Entries shown section start
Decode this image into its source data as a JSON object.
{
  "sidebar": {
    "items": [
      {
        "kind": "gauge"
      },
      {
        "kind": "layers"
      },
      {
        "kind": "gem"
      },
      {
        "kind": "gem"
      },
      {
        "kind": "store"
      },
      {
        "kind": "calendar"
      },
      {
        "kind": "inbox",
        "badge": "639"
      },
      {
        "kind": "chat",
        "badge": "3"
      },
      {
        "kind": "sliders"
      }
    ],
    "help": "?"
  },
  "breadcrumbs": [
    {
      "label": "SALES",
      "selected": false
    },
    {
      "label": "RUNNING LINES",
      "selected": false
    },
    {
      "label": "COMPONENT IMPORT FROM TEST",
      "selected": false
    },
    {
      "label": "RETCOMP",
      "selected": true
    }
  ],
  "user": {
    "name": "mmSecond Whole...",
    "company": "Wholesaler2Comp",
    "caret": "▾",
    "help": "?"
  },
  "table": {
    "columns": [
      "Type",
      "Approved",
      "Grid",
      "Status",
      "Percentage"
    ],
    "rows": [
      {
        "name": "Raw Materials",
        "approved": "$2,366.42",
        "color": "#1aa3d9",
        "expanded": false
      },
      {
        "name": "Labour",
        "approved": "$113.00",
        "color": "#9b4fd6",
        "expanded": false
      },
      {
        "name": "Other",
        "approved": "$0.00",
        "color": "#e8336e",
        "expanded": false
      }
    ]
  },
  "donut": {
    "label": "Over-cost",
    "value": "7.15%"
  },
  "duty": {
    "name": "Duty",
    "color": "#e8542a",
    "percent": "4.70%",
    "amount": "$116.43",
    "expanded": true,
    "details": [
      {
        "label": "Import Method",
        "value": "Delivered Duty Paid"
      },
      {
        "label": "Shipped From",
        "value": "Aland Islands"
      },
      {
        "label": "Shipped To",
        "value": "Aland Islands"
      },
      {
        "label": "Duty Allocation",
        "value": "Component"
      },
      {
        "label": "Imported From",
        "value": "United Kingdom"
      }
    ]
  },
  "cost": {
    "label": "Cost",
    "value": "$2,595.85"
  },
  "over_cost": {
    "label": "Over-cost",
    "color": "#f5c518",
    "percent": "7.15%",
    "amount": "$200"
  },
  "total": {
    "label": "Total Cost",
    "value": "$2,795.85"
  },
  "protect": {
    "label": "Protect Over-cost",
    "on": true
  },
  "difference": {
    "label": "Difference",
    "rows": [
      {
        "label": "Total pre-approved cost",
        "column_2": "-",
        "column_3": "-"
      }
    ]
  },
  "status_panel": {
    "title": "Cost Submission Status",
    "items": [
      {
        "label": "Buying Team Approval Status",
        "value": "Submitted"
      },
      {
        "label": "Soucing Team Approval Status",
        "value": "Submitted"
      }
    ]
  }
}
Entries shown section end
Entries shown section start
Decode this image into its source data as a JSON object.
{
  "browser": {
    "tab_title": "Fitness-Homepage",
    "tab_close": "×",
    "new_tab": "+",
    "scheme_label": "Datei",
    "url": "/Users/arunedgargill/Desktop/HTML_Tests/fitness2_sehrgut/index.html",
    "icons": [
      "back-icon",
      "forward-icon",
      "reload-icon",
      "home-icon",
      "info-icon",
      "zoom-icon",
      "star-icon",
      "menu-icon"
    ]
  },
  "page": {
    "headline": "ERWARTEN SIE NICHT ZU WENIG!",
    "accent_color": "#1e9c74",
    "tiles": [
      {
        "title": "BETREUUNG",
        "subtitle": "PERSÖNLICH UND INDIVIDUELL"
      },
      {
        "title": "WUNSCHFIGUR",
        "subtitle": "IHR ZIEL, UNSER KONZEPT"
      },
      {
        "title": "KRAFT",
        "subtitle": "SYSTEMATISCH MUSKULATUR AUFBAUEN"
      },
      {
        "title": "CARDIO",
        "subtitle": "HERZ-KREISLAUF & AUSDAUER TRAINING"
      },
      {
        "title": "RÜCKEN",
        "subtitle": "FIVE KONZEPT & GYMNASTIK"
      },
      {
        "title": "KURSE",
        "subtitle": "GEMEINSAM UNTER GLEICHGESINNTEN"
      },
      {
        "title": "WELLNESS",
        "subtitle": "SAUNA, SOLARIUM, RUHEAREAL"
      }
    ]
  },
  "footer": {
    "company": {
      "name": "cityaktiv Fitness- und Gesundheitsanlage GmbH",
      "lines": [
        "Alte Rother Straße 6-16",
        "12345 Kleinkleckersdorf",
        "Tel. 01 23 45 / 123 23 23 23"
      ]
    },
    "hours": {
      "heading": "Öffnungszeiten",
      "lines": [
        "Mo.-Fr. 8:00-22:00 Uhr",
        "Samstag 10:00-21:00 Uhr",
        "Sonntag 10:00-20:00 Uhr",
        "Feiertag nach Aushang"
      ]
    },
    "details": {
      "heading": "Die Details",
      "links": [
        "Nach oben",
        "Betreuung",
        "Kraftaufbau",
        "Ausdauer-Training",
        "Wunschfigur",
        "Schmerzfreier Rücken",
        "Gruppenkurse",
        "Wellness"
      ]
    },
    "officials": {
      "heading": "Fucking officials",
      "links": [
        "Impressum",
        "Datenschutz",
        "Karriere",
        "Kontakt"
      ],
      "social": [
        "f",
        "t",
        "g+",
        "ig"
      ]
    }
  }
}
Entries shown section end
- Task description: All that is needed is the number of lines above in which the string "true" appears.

- Completed task: 3